“Stop,” screamed Henchman.

I looked down and there was Henchman, shaking. I knew about these practical people, guys like Henchman. Sure, they could deconstruct radios and handle the hot corner, but those were all gravity bound tasks. Ask them to climb a minaret and they would cower like a turtle crawling back in its shell.

I took one rung at a time, easy-peasy. I had a knack for climbing buildings. My dad used to compare me to Ken Griffey, the way he scaled walls and turned would be home runs into outs. I could have gone fast, could have reached the bell tower before Henchman made it half way up, but I wanted to see him suffer. I thought about my parent’s suicide and the injustice of it all, me, alone, orphaned at 23. I wanted revenge on the world.

Henchman was whispering some self-help mumbo jumbo to encourage himself to carry on and I have to admit, I was impressed by his resolve and determination, but it still smelled fake, contrived, like a set-up and yet, there I was, still as a Buddha statue, waiting for Henchman to catch up and he did and we climbed together. It was like I was under some spell.

I or I should say we eventually made it up and over the last hurdle, a short wall. We were inside the bell tower. I was calm, as calm as a no wind, early morning. Henchman was out of breath and sweating, but he had a smile on his face. He started laughing.

“Do you collect baseball cards?” he asked.

The question was delightfully random, completely out of nowhere. He didn’t give me time to answer.

“My favorite all-time baseball card is the 1972 Topps Red Sox Rookie card featuring Carlton Fisk, Cecil Cooper, and Mike Garman.”

Henchman sat down in the lotus position. I did too. I felt seduced, but liked the idea of rookies, of starting over.

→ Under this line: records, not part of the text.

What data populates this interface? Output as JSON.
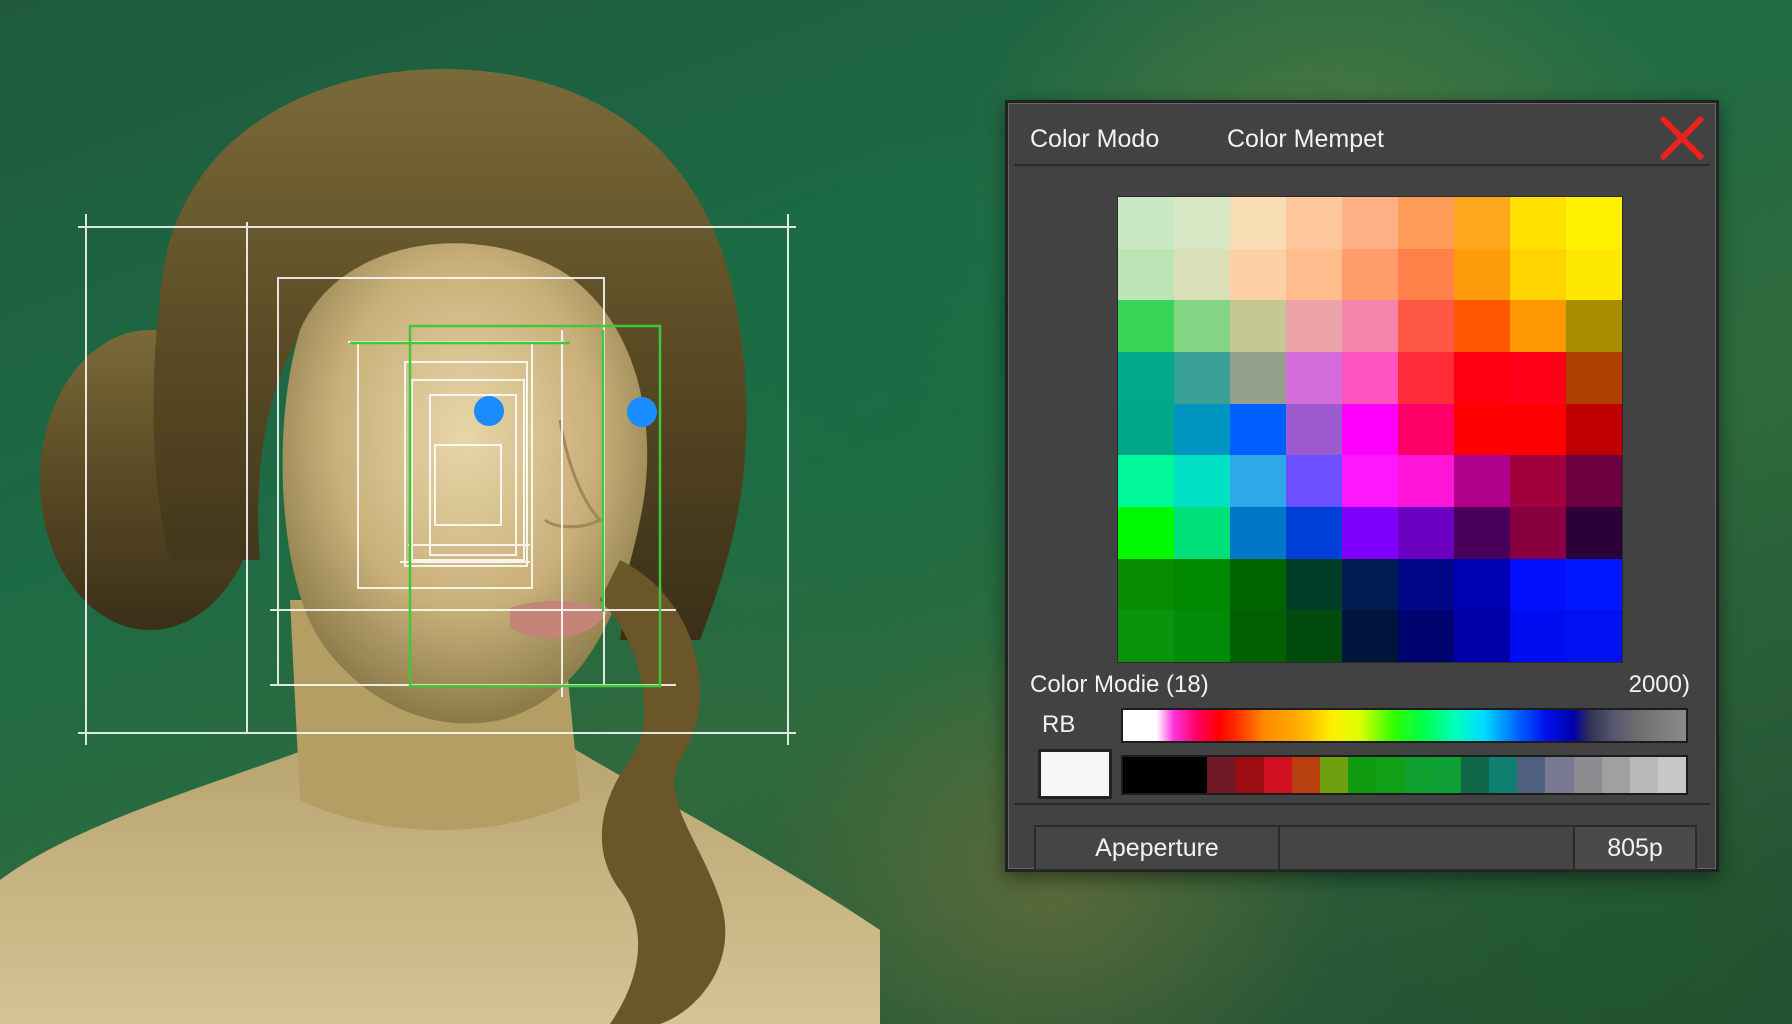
{
  "panel": {
    "tabs": [
      "Color Modo",
      "Color Mempet"
    ],
    "close_icon": "close-icon",
    "close_color": "#e8231f",
    "palette": [
      [
        "#c8e8c4",
        "#d8e8c4",
        "#f8dcb4",
        "#ffc89c",
        "#ffb084",
        "#ff9c58",
        "#ffa81c",
        "#ffe000",
        "#fff200"
      ],
      [
        "#bce4b4",
        "#dce0b8",
        "#fcd0a4",
        "#ffbc8c",
        "#ff9c6c",
        "#ff8048",
        "#ff9c0c",
        "#ffd400",
        "#ffe800"
      ],
      [
        "#38d458",
        "#84d484",
        "#c4c894",
        "#eca4a8",
        "#f484ac",
        "#ff5844",
        "#ff5800",
        "#ff9800",
        "#a88c00"
      ],
      [
        "#00a88c",
        "#38a094",
        "#94a08c",
        "#d46cdc",
        "#ff54c0",
        "#ff2c38",
        "#ff0010",
        "#ff0018",
        "#b04000"
      ],
      [
        "#00a888",
        "#0094c0",
        "#0060ff",
        "#9c5cd0",
        "#ff00ff",
        "#ff0068",
        "#ff0000",
        "#ff0000",
        "#c00000"
      ],
      [
        "#00f898",
        "#00e0c4",
        "#30a8e8",
        "#6c50ff",
        "#ff18ff",
        "#ff14d8",
        "#b0008c",
        "#a0003c",
        "#6c0040"
      ],
      [
        "#00f800",
        "#00e078",
        "#0078c8",
        "#0040d8",
        "#8000ff",
        "#6c00c0",
        "#48005c",
        "#880040",
        "#2c0038"
      ],
      [
        "#088c00",
        "#008800",
        "#006400",
        "#003c28",
        "#001c50",
        "#000888",
        "#0000b4",
        "#0010ff",
        "#0018ff"
      ],
      [
        "#08940c",
        "#008c08",
        "#006000",
        "#004c0c",
        "#00143c",
        "#000470",
        "#0000a8",
        "#000cf0",
        "#0010f0"
      ]
    ],
    "color_mode_label": "Color Modie (18)",
    "color_mode_value": "2000)",
    "rb_label": "RB",
    "strip_colors": [
      "#000000",
      "#000000",
      "#000000",
      "#701824",
      "#9c0c10",
      "#d01020",
      "#b84010",
      "#70a010",
      "#109c10",
      "#10a018",
      "#10a030",
      "#10a038",
      "#106848",
      "#108070",
      "#506080",
      "#787890",
      "#8c8c90",
      "#a0a0a0",
      "#b8b8b8",
      "#c8c8c8"
    ],
    "footer": {
      "label": "Apeperture",
      "value": "805p"
    }
  },
  "overlay_colors": {
    "guide_white": "#ffffff",
    "guide_green": "#3fc83a",
    "eye_blue": "#1a8cff"
  }
}
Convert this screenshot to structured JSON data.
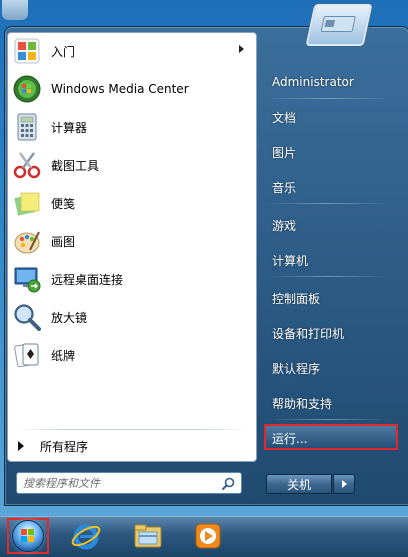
{
  "left_panel": {
    "programs": [
      {
        "label": "入门",
        "icon": "getting-started-icon",
        "has_submenu": true
      },
      {
        "label": "Windows Media Center",
        "icon": "media-center-icon",
        "has_submenu": false
      },
      {
        "label": "计算器",
        "icon": "calculator-icon",
        "has_submenu": false
      },
      {
        "label": "截图工具",
        "icon": "scissors-icon",
        "has_submenu": false
      },
      {
        "label": "便笺",
        "icon": "sticky-notes-icon",
        "has_submenu": false
      },
      {
        "label": "画图",
        "icon": "paint-palette-icon",
        "has_submenu": false
      },
      {
        "label": "远程桌面连接",
        "icon": "remote-desktop-icon",
        "has_submenu": false
      },
      {
        "label": "放大镜",
        "icon": "magnifier-icon",
        "has_submenu": false
      },
      {
        "label": "纸牌",
        "icon": "solitaire-icon",
        "has_submenu": false
      }
    ],
    "all_programs": "所有程序"
  },
  "search": {
    "placeholder": "搜索程序和文件"
  },
  "right_panel": {
    "user": "Administrator",
    "items": [
      "文档",
      "图片",
      "音乐",
      "游戏",
      "计算机",
      "控制面板",
      "设备和打印机",
      "默认程序",
      "帮助和支持"
    ],
    "run": "运行..."
  },
  "shutdown": {
    "label": "关机"
  },
  "taskbar": {
    "icons": [
      "start-orb-icon",
      "internet-explorer-icon",
      "windows-explorer-icon",
      "media-player-icon"
    ]
  },
  "colors": {
    "highlight_border": "#e12929",
    "menu_blue": "#2b5a84",
    "panel_white": "#ffffff"
  }
}
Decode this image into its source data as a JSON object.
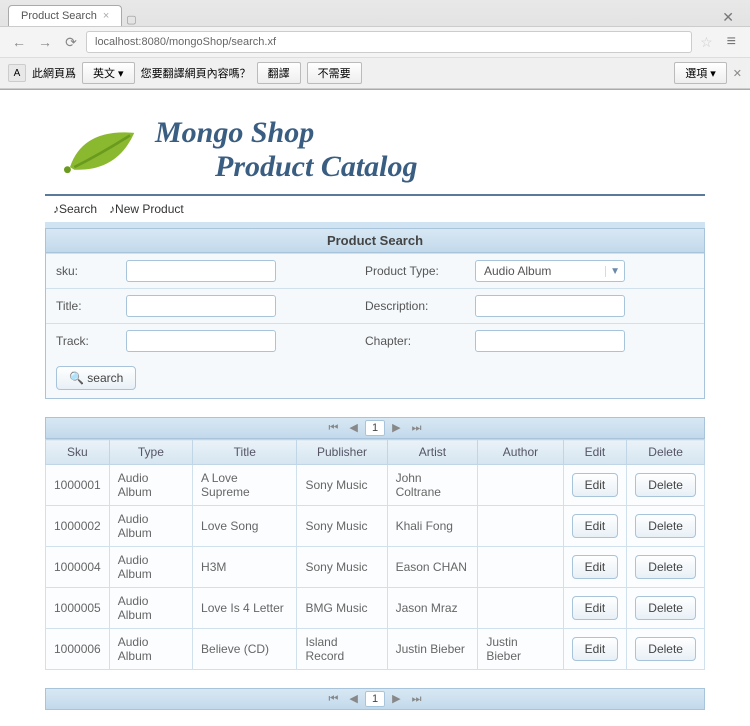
{
  "browser": {
    "tab_title": "Product Search",
    "url": "localhost:8080/mongoShop/search.xf",
    "translate": {
      "label_prefix": "此網頁爲",
      "lang": "英文",
      "label_suffix": "您要翻譯網頁內容嗎？",
      "btn_translate": "翻譯",
      "btn_no": "不需要",
      "options": "選項"
    }
  },
  "header": {
    "t1": "Mongo Shop",
    "t2": "Product Catalog"
  },
  "menu": {
    "search": "Search",
    "new_product": "New Product"
  },
  "panel": {
    "title": "Product Search"
  },
  "form": {
    "sku_label": "sku:",
    "title_label": "Title:",
    "track_label": "Track:",
    "ptype_label": "Product Type:",
    "desc_label": "Description:",
    "chapter_label": "Chapter:",
    "ptype_value": "Audio Album",
    "search_btn": "search"
  },
  "paginator": {
    "current": "1"
  },
  "table": {
    "headers": [
      "Sku",
      "Type",
      "Title",
      "Publisher",
      "Artist",
      "Author",
      "Edit",
      "Delete"
    ],
    "edit_label": "Edit",
    "delete_label": "Delete",
    "rows": [
      {
        "sku": "1000001",
        "type": "Audio Album",
        "title": "A Love Supreme",
        "publisher": "Sony Music",
        "artist": "John Coltrane",
        "author": ""
      },
      {
        "sku": "1000002",
        "type": "Audio Album",
        "title": "Love Song",
        "publisher": "Sony Music",
        "artist": "Khali Fong",
        "author": ""
      },
      {
        "sku": "1000004",
        "type": "Audio Album",
        "title": "H3M",
        "publisher": "Sony Music",
        "artist": "Eason CHAN",
        "author": ""
      },
      {
        "sku": "1000005",
        "type": "Audio Album",
        "title": "Love Is 4 Letter",
        "publisher": "BMG Music",
        "artist": "Jason Mraz",
        "author": ""
      },
      {
        "sku": "1000006",
        "type": "Audio Album",
        "title": "Believe (CD)",
        "publisher": "Island Record",
        "artist": "Justin Bieber",
        "author": "Justin Bieber"
      }
    ]
  }
}
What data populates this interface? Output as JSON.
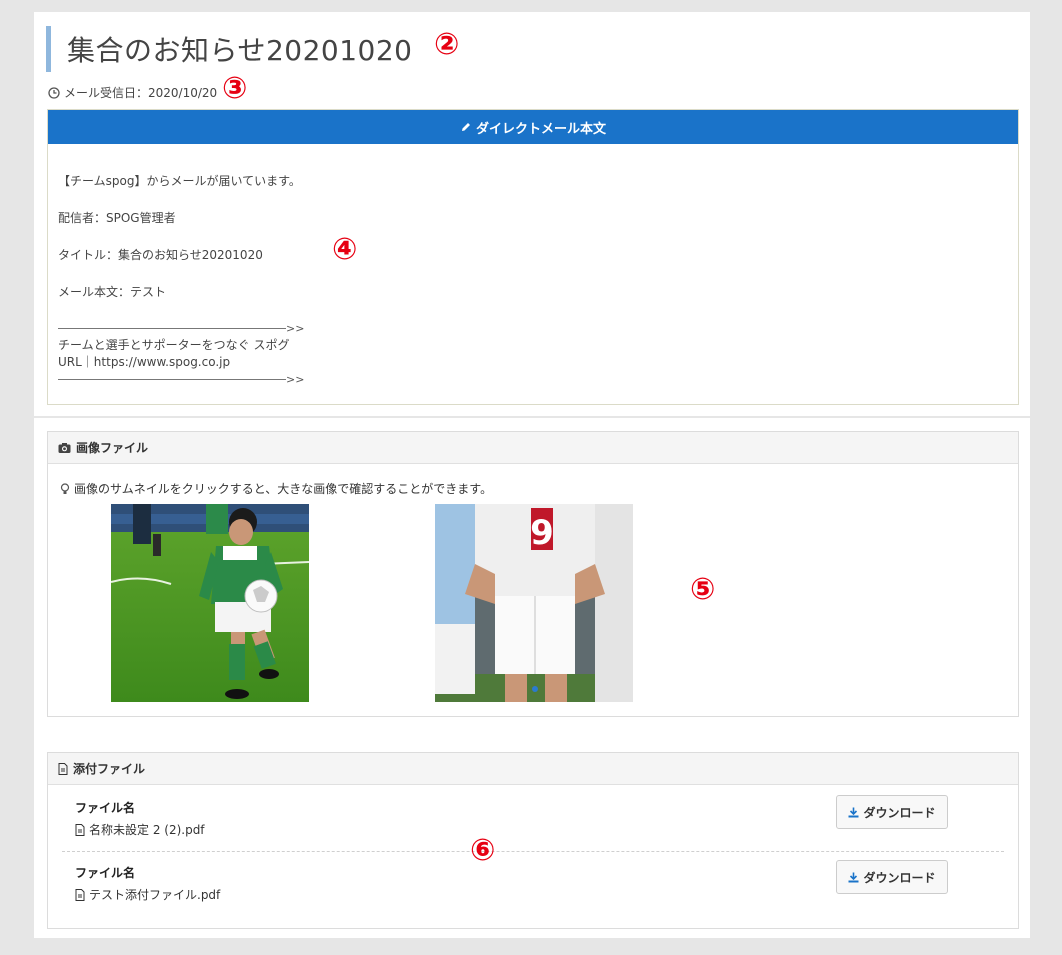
{
  "page": {
    "title": "集合のお知らせ20201020",
    "received_label": "メール受信日：2020/10/20"
  },
  "annotations": [
    "②",
    "③",
    "④",
    "⑤",
    "⑥"
  ],
  "dm": {
    "header": "ダイレクトメール本文",
    "intro": "【チームspog】からメールが届いています。",
    "sender": "配信者：SPOG管理者",
    "subject": "タイトル：集合のお知らせ20201020",
    "body": "メール本文：テスト",
    "arrow": ">>",
    "tagline": "チームと選手とサポーターをつなぐ スポグ",
    "url": "URL｜https://www.spog.co.jp"
  },
  "images": {
    "header": "画像ファイル",
    "hint": "画像のサムネイルをクリックすると、大きな画像で確認することができます。"
  },
  "attachments": {
    "header": "添付ファイル",
    "files": [
      {
        "label": "ファイル名",
        "name": "名称未設定 2 (2).pdf",
        "button": "ダウンロード"
      },
      {
        "label": "ファイル名",
        "name": "テスト添付ファイル.pdf",
        "button": "ダウンロード"
      }
    ]
  },
  "colors": {
    "accent": "#1a73c9",
    "annotation": "#e60012",
    "title_bar": "#8fb7dd"
  }
}
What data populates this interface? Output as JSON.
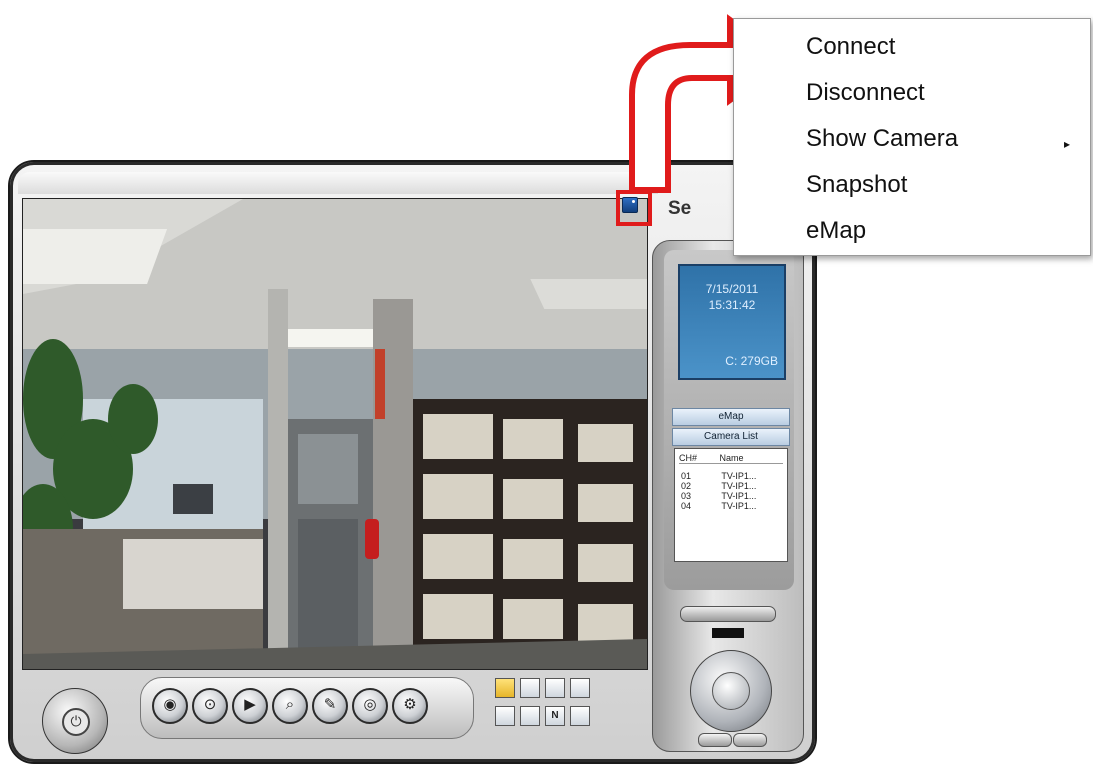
{
  "app": {
    "title_partial": "Se"
  },
  "status_screen": {
    "date": "7/15/2011",
    "time": "15:31:42",
    "disk": "C: 279GB"
  },
  "side_buttons": {
    "emap": "eMap",
    "camera_list": "Camera List"
  },
  "camera_list": {
    "headers": [
      "CH#",
      "Name"
    ],
    "rows": [
      {
        "ch": "01",
        "name": "TV-IP1..."
      },
      {
        "ch": "02",
        "name": "TV-IP1..."
      },
      {
        "ch": "03",
        "name": "TV-IP1..."
      },
      {
        "ch": "04",
        "name": "TV-IP1..."
      }
    ]
  },
  "context_menu": {
    "items": [
      "Connect",
      "Disconnect",
      "Show Camera",
      "Snapshot",
      "eMap"
    ],
    "submenu_indicator": "▸"
  },
  "layout_buttons": [
    "",
    "",
    "",
    "",
    "",
    "",
    "N",
    ""
  ],
  "colors": {
    "highlight": "#e01b1b",
    "screen": "#3b82bd"
  }
}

“I wondered what happened to Garman?” I asked. I looked at Henchman. He shook his head. He didn’t know.

I suddenly had a lot more questions.